Panasonic's G1 was not only the first product of the Micro Four Thirds standard, it was also the world's first interchangeable lens camera to turn its back on traditional optical viewfinder designs and take a more compact-camera-like live view approach. The outward appearance may have been pure DSLR, but the G1 is likely to be remembered as the camera that marked the beginning of the end for the half-century-long dominance of the single lens reflex design in interchangeable lens cameras.
Just Posted: Our review of the Canon PowerShot S90 compact digital camera. Canon's answer to the popular Panasonic LX3 offers a sophisticated set of photographic controls in a very compact body and promises to be the perfect pocket camera for the enthusiast shooter. We've been using it fairly heavily for several months now and have finally got round to finishing our full review (yes, yes, we know - apologies for the delay in getting this one out). So is the S90 the perfect compact for the serious photographer or just another point and shoot with pretensions? Find out what we thought after the link...

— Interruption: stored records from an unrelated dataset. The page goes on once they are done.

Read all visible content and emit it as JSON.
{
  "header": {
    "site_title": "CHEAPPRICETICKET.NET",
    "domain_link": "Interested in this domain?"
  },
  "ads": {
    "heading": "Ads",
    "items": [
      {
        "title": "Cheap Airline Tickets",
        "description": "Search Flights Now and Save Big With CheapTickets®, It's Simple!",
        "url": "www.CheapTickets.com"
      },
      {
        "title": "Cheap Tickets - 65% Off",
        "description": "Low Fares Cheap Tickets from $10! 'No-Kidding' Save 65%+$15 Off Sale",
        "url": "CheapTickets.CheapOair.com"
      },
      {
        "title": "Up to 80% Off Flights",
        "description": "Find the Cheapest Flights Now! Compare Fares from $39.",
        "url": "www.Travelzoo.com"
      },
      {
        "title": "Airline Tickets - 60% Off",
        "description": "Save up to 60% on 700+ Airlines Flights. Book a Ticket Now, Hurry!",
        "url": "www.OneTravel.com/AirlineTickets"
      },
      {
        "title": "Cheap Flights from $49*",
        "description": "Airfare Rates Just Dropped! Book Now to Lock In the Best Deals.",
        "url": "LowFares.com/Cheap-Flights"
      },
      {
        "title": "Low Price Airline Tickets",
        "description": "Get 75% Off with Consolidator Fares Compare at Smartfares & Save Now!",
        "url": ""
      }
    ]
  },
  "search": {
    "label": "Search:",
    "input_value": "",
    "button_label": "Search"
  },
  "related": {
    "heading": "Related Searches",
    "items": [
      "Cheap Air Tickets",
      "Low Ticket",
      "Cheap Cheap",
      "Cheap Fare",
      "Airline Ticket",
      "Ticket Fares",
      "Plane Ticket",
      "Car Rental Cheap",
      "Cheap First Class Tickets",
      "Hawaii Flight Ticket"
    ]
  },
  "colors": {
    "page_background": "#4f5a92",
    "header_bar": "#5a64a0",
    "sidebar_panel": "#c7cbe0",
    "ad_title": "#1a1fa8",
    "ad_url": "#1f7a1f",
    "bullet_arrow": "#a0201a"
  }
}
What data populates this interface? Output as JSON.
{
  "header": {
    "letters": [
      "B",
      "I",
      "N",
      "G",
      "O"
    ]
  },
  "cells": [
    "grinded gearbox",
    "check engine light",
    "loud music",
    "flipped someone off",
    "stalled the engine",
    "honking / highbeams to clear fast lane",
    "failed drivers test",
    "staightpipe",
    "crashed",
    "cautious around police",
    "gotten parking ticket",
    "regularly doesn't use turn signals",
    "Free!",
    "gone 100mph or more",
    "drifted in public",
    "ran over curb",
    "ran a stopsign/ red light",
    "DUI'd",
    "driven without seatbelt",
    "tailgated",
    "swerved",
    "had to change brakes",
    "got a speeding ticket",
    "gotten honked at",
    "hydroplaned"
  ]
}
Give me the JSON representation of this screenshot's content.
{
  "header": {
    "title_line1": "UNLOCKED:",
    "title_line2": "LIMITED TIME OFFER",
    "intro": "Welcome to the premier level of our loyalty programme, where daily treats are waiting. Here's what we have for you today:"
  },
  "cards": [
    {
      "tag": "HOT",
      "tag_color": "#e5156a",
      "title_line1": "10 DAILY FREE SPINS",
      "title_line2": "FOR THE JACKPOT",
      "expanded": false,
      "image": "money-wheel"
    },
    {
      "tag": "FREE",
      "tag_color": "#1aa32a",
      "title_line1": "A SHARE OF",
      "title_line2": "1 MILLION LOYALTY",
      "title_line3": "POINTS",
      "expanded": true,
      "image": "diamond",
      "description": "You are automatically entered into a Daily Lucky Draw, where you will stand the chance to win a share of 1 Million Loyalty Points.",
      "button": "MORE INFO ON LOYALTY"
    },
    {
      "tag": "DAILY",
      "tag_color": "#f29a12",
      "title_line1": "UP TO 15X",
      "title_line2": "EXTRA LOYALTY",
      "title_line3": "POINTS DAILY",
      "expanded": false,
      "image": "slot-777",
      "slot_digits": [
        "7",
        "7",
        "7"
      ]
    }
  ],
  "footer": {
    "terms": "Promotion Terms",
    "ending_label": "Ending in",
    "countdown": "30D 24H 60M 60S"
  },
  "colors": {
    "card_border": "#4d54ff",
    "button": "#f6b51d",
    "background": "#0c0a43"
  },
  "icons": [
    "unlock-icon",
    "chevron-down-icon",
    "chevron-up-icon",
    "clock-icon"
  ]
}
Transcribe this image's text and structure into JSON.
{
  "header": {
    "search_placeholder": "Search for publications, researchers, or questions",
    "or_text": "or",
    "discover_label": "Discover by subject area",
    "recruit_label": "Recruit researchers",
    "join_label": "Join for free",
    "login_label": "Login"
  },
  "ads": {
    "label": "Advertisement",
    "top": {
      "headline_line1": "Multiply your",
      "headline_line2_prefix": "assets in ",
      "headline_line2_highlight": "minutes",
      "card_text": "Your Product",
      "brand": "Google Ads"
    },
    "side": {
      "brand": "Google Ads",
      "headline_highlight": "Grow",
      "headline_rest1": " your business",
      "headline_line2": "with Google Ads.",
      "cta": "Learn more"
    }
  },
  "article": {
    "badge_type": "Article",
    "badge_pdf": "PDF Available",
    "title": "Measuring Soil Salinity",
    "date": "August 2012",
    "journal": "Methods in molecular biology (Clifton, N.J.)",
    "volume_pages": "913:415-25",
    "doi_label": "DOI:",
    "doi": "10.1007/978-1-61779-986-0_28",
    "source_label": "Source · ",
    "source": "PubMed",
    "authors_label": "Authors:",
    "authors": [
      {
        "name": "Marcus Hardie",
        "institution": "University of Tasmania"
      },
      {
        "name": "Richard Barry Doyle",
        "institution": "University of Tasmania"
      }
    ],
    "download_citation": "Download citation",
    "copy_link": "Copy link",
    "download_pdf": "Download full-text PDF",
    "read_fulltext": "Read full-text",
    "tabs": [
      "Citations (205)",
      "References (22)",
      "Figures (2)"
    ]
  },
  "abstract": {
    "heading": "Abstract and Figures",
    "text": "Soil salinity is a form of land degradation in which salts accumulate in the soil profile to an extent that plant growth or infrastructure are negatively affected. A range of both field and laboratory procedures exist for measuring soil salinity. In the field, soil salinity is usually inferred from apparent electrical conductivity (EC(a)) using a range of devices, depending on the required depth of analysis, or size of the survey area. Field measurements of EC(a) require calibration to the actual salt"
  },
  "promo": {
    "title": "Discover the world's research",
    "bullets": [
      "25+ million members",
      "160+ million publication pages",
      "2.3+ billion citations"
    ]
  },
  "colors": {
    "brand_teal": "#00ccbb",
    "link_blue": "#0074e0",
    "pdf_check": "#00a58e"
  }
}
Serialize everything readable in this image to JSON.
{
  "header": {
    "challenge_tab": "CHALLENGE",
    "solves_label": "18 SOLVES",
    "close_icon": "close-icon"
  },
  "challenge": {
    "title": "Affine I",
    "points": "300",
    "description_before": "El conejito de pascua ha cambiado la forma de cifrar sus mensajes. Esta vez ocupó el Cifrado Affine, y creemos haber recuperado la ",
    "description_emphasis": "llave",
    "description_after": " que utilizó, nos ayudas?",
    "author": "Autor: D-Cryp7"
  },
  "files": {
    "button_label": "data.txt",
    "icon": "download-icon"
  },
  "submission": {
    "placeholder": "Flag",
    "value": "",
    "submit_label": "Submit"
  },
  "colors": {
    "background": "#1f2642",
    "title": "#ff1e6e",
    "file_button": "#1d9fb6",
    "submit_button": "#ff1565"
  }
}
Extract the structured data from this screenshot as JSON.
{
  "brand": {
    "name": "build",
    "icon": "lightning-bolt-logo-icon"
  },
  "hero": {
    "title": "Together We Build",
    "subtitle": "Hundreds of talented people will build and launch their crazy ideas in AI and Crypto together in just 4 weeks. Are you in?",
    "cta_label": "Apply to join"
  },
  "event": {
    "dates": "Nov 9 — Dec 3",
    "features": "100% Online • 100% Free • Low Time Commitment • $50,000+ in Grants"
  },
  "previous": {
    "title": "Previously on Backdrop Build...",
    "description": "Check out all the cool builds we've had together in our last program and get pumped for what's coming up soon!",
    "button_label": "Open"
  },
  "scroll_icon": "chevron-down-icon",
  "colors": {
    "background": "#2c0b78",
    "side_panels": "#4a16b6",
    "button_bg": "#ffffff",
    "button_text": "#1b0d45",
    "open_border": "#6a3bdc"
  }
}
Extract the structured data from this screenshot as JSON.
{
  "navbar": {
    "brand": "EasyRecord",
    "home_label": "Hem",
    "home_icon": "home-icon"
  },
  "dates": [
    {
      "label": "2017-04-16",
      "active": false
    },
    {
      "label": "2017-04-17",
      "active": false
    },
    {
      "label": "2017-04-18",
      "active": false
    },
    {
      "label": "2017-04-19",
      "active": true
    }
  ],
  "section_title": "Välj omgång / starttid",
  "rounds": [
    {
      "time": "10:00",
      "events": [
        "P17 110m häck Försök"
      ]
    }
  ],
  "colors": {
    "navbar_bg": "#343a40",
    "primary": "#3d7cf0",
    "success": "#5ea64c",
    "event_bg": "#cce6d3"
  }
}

Just Posted: Our in-depth review of the Canon Rebel T2i/EOS 550D. The EOS 550D combines high-end features adopted from the 7D, with the low-cost, user-friendly ergonomics of previous entry-level models like the EOS 500D. On paper its the most compelling Rebel-series DSLR to date, so can it span the bridge between first-time DSLR buyers and more experienced users? Read our full test to find out.
Just Posted: Our review of the Samsung NX10. It's been just over a year since Samsung announced its NX mirrorless interchangeable lens camera system, the first to feature an APS-C sized sensor as used in the most popular DSLRs. It packs a 14.7MP sensor and 'VGA resolution' LED screen into a small, DSLR-like body that exactly resembles the mockup shown by the company back in March 2009. We've been thoroughly testing it to see whether its combination of high resolution sensor and small body is enough to win over people who would otherwise buy a DSLR or Micro Four Thirds mirrorless camera.
It was way back in August 2005 that Canon launched the last in the line of its S-Series compact photographers' cameras, the S80. And though you can see traces of the S60/S70/S80's DNA in the S90 it is a very different beast to those cameras; the S90 is smaller, sleeker - and in many ways more sophisticated, but it's lost the optical viewfinder and the lack of anything to really get hold of will undoubtedly impact on handling.
The Canon EOS 550D is a difficult product to categorize. Ostensibly designed to appeal to first-time DSLR buyers and enthusiasts, it offers a lot more technology, and at a higher price, than we might expect for a camera aimed squarely at this sector. Although it might seem logical for the 550D to replace the EOS 500D, the older camera is set to continue in Canon's lineup, which leaves the 550D pinched between its entry-level (represented by the still-current EOS 1000D and the 500D) and nominally enthusiast (the EOS 50D) peers. Confusingly however, apart from build quality (which is all but identical to the EOS 500D), the 550D has more in common with the prosumer EOS 7D, and - perhaps even more confusingly - it out-specifies the EOS 50D in many areas.
The idea of a mirrorless interchangeable lens camera had been circulating for many years before Panasonic and Olympus announced the Micro Four Thirds camera system in August 2008, so it's not surprising that they didn't have the market to themselves for very long. Back when there was still only one Micro Four Thirds camera on the market, electronics giant Samsung showed a prototype of what was to be the first mirrorless interchangeable camera with an APS-C sized sensor. Ten months later that prototype has evolved into a finished product in the form of the NX10.